RECORDS TO USE START

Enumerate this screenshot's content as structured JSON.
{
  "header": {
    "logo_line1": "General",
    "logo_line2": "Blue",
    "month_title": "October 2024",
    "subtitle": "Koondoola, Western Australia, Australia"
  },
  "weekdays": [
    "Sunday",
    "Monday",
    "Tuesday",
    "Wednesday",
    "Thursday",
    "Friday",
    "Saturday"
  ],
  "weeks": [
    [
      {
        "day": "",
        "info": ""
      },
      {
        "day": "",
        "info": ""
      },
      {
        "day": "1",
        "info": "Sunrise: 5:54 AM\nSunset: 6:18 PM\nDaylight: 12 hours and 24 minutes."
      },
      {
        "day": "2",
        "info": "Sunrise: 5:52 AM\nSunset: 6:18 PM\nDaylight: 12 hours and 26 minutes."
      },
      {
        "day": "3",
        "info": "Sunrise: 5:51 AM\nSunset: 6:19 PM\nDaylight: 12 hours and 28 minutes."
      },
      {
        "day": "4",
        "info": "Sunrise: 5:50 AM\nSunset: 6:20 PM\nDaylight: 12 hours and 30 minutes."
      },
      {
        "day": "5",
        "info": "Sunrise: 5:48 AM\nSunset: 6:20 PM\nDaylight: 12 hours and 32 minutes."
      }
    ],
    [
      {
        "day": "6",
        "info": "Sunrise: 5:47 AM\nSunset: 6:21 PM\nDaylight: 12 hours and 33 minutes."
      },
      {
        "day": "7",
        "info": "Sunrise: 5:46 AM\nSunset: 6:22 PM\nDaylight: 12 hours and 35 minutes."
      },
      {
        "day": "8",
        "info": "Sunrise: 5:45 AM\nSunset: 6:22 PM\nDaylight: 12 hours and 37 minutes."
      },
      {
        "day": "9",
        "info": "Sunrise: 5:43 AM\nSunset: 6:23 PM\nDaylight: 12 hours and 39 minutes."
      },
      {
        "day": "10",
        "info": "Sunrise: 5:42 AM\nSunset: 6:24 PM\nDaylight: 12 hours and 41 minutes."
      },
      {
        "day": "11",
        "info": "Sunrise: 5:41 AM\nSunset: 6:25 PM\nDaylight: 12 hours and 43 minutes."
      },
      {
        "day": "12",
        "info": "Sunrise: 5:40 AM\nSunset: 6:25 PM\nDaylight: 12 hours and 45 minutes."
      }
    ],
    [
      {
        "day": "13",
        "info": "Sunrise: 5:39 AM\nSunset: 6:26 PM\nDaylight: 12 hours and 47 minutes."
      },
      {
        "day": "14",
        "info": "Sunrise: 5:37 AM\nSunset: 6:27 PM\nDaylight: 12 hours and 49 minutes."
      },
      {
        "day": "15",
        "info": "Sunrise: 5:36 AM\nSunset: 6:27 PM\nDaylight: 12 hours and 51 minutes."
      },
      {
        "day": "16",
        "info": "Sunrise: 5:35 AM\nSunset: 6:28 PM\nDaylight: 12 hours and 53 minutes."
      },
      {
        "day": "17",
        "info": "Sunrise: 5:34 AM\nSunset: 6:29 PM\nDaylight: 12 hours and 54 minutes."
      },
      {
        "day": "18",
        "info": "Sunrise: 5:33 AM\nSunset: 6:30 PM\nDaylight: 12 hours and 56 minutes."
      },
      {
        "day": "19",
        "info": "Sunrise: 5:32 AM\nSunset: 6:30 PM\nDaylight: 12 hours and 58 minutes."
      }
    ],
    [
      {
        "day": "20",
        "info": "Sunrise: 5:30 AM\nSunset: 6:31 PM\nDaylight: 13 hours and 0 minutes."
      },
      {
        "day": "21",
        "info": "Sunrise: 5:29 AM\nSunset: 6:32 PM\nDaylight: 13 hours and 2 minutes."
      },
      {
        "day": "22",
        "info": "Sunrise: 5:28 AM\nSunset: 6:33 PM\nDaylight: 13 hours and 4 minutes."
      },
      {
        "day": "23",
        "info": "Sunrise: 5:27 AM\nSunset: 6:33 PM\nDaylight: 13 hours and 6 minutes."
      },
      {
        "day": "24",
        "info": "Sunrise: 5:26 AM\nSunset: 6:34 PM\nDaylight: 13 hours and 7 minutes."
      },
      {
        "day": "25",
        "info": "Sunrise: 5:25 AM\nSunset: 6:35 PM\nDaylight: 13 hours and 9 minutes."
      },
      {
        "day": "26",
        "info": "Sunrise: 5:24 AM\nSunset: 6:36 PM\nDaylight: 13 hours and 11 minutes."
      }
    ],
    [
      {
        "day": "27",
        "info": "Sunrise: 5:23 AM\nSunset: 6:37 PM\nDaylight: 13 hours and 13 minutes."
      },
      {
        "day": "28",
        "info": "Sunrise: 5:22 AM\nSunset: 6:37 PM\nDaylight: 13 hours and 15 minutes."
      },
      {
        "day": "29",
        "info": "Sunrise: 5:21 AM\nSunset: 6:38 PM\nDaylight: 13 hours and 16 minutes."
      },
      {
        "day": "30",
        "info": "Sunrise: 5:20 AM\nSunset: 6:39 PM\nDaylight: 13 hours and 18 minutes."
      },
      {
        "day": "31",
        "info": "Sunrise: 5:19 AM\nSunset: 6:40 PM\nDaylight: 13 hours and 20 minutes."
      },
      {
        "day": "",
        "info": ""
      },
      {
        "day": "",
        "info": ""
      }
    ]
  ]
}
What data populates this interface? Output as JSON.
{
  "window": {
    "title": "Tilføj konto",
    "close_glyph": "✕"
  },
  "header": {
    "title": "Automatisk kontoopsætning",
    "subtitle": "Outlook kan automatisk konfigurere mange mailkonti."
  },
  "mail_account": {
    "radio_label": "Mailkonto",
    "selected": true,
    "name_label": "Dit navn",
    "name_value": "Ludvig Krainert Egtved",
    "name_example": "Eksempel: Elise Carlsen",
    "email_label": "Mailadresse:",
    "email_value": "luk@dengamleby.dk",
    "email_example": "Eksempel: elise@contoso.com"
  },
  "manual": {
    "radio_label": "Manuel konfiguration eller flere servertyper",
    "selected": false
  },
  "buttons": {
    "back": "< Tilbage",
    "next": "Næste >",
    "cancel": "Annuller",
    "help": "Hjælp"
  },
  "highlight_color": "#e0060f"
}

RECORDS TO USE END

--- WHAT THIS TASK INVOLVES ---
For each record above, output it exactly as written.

--- WRITTEN RESPONSE ---
Enumerate this screenshot's content as structured JSON.
{
  "header": {
    "logo_line1": "General",
    "logo_line2": "Blue",
    "month_title": "October 2024",
    "subtitle": "Koondoola, Western Australia, Australia"
  },
  "weekdays": [
    "Sunday",
    "Monday",
    "Tuesday",
    "Wednesday",
    "Thursday",
    "Friday",
    "Saturday"
  ],
  "weeks": [
    [
      {
        "day": "",
        "info": ""
      },
      {
        "day": "",
        "info": ""
      },
      {
        "day": "1",
        "info": "Sunrise: 5:54 AM\nSunset: 6:18 PM\nDaylight: 12 hours and 24 minutes."
      },
      {
        "day": "2",
        "info": "Sunrise: 5:52 AM\nSunset: 6:18 PM\nDaylight: 12 hours and 26 minutes."
      },
      {
        "day": "3",
        "info": "Sunrise: 5:51 AM\nSunset: 6:19 PM\nDaylight: 12 hours and 28 minutes."
      },
      {
        "day": "4",
        "info": "Sunrise: 5:50 AM\nSunset: 6:20 PM\nDaylight: 12 hours and 30 minutes."
      },
      {
        "day": "5",
        "info": "Sunrise: 5:48 AM\nSunset: 6:20 PM\nDaylight: 12 hours and 32 minutes."
      }
    ],
    [
      {
        "day": "6",
        "info": "Sunrise: 5:47 AM\nSunset: 6:21 PM\nDaylight: 12 hours and 33 minutes."
      },
      {
        "day": "7",
        "info": "Sunrise: 5:46 AM\nSunset: 6:22 PM\nDaylight: 12 hours and 35 minutes."
      },
      {
        "day": "8",
        "info": "Sunrise: 5:45 AM\nSunset: 6:22 PM\nDaylight: 12 hours and 37 minutes."
      },
      {
        "day": "9",
        "info": "Sunrise: 5:43 AM\nSunset: 6:23 PM\nDaylight: 12 hours and 39 minutes."
      },
      {
        "day": "10",
        "info": "Sunrise: 5:42 AM\nSunset: 6:24 PM\nDaylight: 12 hours and 41 minutes."
      },
      {
        "day": "11",
        "info": "Sunrise: 5:41 AM\nSunset: 6:25 PM\nDaylight: 12 hours and 43 minutes."
      },
      {
        "day": "12",
        "info": "Sunrise: 5:40 AM\nSunset: 6:25 PM\nDaylight: 12 hours and 45 minutes."
      }
    ],
    [
      {
        "day": "13",
        "info": "Sunrise: 5:39 AM\nSunset: 6:26 PM\nDaylight: 12 hours and 47 minutes."
      },
      {
        "day": "14",
        "info": "Sunrise: 5:37 AM\nSunset: 6:27 PM\nDaylight: 12 hours and 49 minutes."
      },
      {
        "day": "15",
        "info": "Sunrise: 5:36 AM\nSunset: 6:27 PM\nDaylight: 12 hours and 51 minutes."
      },
      {
        "day": "16",
        "info": "Sunrise: 5:35 AM\nSunset: 6:28 PM\nDaylight: 12 hours and 53 minutes."
      },
      {
        "day": "17",
        "info": "Sunrise: 5:34 AM\nSunset: 6:29 PM\nDaylight: 12 hours and 54 minutes."
      },
      {
        "day": "18",
        "info": "Sunrise: 5:33 AM\nSunset: 6:30 PM\nDaylight: 12 hours and 56 minutes."
      },
      {
        "day": "19",
        "info": "Sunrise: 5:32 AM\nSunset: 6:30 PM\nDaylight: 12 hours and 58 minutes."
      }
    ],
    [
      {
        "day": "20",
        "info": "Sunrise: 5:30 AM\nSunset: 6:31 PM\nDaylight: 13 hours and 0 minutes."
      },
      {
        "day": "21",
        "info": "Sunrise: 5:29 AM\nSunset: 6:32 PM\nDaylight: 13 hours and 2 minutes."
      },
      {
        "day": "22",
        "info": "Sunrise: 5:28 AM\nSunset: 6:33 PM\nDaylight: 13 hours and 4 minutes."
      },
      {
        "day": "23",
        "info": "Sunrise: 5:27 AM\nSunset: 6:33 PM\nDaylight: 13 hours and 6 minutes."
      },
      {
        "day": "24",
        "info": "Sunrise: 5:26 AM\nSunset: 6:34 PM\nDaylight: 13 hours and 7 minutes."
      },
      {
        "day": "25",
        "info": "Sunrise: 5:25 AM\nSunset: 6:35 PM\nDaylight: 13 hours and 9 minutes."
      },
      {
        "day": "26",
        "info": "Sunrise: 5:24 AM\nSunset: 6:36 PM\nDaylight: 13 hours and 11 minutes."
      }
    ],
    [
      {
        "day": "27",
        "info": "Sunrise: 5:23 AM\nSunset: 6:37 PM\nDaylight: 13 hours and 13 minutes."
      },
      {
        "day": "28",
        "info": "Sunrise: 5:22 AM\nSunset: 6:37 PM\nDaylight: 13 hours and 15 minutes."
      },
      {
        "day": "29",
        "info": "Sunrise: 5:21 AM\nSunset: 6:38 PM\nDaylight: 13 hours and 16 minutes."
      },
      {
        "day": "30",
        "info": "Sunrise: 5:20 AM\nSunset: 6:39 PM\nDaylight: 13 hours and 18 minutes."
      },
      {
        "day": "31",
        "info": "Sunrise: 5:19 AM\nSunset: 6:40 PM\nDaylight: 13 hours and 20 minutes."
      },
      {
        "day": "",
        "info": ""
      },
      {
        "day": "",
        "info": ""
      }
    ]
  ]
}
What data populates this interface? Output as JSON.
{
  "window": {
    "title": "Tilføj konto",
    "close_glyph": "✕"
  },
  "header": {
    "title": "Automatisk kontoopsætning",
    "subtitle": "Outlook kan automatisk konfigurere mange mailkonti."
  },
  "mail_account": {
    "radio_label": "Mailkonto",
    "selected": true,
    "name_label": "Dit navn",
    "name_value": "Ludvig Krainert Egtved",
    "name_example": "Eksempel: Elise Carlsen",
    "email_label": "Mailadresse:",
    "email_value": "luk@dengamleby.dk",
    "email_example": "Eksempel: elise@contoso.com"
  },
  "manual": {
    "radio_label": "Manuel konfiguration eller flere servertyper",
    "selected": false
  },
  "buttons": {
    "back": "< Tilbage",
    "next": "Næste >",
    "cancel": "Annuller",
    "help": "Hjælp"
  },
  "highlight_color": "#e0060f"
}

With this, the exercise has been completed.